– The CEO is pregnant: Yahoo’s new chief reignites the can-we-have-it-all debate, with a twist (Washington Post, July 17, 2012):
NEW YORK — “Another piece of good news today,” tweeted the expectant mom, announcing to her online followers that she and her husband were awaiting a baby boy.
But this wasn’t just any excited mom-to-be. This was 37-year-old Marissa Mayer, the newly named CEO of Yahoo — obviously a huge achievement for anyone, but especially for a woman in the male-dominated tech industry. And she was about six months
Exciting news — especially for Mayer and her husband, of course — but did it mean something for the rest of us, too? Was it a watershed moment in the perennial debate over whether women can “have it all,” with the pendulum swinging happily in the positive direction?
Or was it, as some claimed in the inevitable back-and-forth on Twitter, actually a development that would increase pressure on other working moms, who might not have nearly the resources that Mayer does, in terms of wealth, power, talent and flexibility on the job?

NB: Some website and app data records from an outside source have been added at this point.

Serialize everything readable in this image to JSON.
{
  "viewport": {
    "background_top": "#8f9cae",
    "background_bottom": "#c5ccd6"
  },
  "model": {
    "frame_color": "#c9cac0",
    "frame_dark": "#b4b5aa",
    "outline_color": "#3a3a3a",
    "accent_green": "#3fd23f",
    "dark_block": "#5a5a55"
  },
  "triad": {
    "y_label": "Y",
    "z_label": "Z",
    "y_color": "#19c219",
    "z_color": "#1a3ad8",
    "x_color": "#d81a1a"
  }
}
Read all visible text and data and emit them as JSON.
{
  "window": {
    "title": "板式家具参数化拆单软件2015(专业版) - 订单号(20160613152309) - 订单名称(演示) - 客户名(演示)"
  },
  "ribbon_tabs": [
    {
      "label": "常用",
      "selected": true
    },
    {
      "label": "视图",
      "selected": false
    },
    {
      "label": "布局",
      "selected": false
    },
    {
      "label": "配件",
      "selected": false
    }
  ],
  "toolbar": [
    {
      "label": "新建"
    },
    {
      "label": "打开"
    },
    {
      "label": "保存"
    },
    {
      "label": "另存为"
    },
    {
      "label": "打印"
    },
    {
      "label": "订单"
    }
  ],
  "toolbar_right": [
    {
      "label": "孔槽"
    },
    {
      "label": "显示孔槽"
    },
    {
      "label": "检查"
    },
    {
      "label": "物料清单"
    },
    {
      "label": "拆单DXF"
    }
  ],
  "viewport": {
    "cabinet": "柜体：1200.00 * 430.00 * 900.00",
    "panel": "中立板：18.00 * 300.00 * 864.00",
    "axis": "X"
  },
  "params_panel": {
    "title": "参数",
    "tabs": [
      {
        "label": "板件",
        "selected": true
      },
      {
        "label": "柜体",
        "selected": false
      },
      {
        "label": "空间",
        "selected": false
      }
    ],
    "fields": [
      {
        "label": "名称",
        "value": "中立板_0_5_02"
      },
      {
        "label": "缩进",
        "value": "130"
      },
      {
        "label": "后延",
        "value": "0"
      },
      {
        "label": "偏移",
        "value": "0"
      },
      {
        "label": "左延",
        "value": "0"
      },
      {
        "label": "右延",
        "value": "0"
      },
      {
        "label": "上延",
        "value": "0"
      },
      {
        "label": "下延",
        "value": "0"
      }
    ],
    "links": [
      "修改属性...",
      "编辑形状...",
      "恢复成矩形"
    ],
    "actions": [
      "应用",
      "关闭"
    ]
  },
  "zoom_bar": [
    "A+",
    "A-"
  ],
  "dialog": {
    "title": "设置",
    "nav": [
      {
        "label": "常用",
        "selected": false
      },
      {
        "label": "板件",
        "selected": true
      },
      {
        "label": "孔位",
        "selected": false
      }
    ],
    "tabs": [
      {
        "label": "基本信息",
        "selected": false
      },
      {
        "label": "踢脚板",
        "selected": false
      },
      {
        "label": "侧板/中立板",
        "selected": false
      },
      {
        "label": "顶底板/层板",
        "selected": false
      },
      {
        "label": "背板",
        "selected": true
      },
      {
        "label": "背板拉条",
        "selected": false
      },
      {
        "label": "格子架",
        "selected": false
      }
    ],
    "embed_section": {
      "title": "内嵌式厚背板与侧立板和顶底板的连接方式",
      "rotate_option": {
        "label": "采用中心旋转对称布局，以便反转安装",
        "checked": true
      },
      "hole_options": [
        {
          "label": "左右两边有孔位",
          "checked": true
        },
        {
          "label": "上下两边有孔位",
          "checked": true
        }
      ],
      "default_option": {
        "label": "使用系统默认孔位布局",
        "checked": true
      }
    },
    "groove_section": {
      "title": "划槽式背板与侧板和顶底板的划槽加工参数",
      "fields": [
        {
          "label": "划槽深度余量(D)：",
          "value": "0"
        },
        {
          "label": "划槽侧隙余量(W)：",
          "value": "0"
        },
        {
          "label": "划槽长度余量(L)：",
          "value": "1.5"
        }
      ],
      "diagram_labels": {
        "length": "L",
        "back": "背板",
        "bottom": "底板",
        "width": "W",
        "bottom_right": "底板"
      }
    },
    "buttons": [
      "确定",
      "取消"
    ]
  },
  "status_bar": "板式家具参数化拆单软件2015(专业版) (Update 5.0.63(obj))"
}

Or was it even sexist to raise the question at all? Would anyone be saying anything if the new Yahoo CEO were an expectant father? No, went a frequent online thread: No one would even pay attention to that.
What was clear was that Mayer’s situation as a pregnant CEO of a Fortune 500 company was not only rare, but probably unique. She becomes only the 20th current female CEO of a Fortune 500 company, according to Catalyst, an organization that tracks women in the workplace. It does not track pregnancies, but said it was not aware of other such CEOs who have been pregnant while in the job. And it’s clear that though some of those prominent female CEOs have children, they are older, and thus well out of maternity-leave territory.
Mayer herself, who left Google to take the new job, wasn’t speaking — tied up with her first-day responsibilities Tuesday at Yahoo, she declined interview requests, including one from The Associated Press. But on Monday, she told Fortune magazine that the Yahoo board “showed their evolved thinking” by hiring a pregnant chief executive, and that she planned to take only a few weeks maternity leave — during which she would work throughout.